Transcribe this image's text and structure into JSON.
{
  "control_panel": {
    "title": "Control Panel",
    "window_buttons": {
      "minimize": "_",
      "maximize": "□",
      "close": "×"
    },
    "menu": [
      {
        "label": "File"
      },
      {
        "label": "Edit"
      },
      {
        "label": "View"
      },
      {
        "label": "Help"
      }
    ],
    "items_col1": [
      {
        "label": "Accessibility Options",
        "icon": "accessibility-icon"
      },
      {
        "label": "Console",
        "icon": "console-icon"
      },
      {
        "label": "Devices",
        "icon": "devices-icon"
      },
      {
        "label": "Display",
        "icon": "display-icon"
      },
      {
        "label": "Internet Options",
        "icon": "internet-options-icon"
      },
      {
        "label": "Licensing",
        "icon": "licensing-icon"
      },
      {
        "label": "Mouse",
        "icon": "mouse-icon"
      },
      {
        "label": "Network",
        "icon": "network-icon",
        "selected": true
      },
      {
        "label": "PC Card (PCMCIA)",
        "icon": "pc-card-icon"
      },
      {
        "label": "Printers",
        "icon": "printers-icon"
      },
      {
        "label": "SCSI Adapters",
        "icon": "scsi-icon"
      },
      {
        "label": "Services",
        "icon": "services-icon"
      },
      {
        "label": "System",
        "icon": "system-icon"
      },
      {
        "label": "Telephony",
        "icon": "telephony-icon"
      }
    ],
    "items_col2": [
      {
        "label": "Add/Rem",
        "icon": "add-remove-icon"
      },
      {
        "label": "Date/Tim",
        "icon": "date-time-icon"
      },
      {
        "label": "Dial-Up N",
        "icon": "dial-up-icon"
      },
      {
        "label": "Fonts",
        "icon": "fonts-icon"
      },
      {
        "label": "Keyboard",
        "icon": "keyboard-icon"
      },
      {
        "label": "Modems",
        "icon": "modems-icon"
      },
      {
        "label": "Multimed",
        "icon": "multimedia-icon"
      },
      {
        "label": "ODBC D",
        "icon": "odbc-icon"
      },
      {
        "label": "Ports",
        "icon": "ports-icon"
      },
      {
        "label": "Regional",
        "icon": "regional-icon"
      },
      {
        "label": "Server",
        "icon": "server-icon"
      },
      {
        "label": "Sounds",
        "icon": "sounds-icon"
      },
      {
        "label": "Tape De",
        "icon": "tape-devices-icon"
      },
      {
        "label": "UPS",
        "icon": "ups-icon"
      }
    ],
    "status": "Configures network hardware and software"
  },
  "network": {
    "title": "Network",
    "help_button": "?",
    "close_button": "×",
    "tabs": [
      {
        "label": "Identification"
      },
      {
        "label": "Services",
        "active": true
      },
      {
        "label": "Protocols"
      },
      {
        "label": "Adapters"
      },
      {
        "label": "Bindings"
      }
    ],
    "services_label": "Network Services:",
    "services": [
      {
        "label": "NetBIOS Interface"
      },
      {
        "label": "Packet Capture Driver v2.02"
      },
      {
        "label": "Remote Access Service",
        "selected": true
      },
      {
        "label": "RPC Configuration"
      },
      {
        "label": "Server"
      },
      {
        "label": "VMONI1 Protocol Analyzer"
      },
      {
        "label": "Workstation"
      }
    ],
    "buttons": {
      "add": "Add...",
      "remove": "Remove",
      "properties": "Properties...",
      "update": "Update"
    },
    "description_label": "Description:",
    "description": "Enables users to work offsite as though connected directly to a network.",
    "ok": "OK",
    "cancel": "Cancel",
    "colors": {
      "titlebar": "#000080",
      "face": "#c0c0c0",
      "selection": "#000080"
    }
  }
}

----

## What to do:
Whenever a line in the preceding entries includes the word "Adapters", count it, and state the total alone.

## Answer for this exercise:
2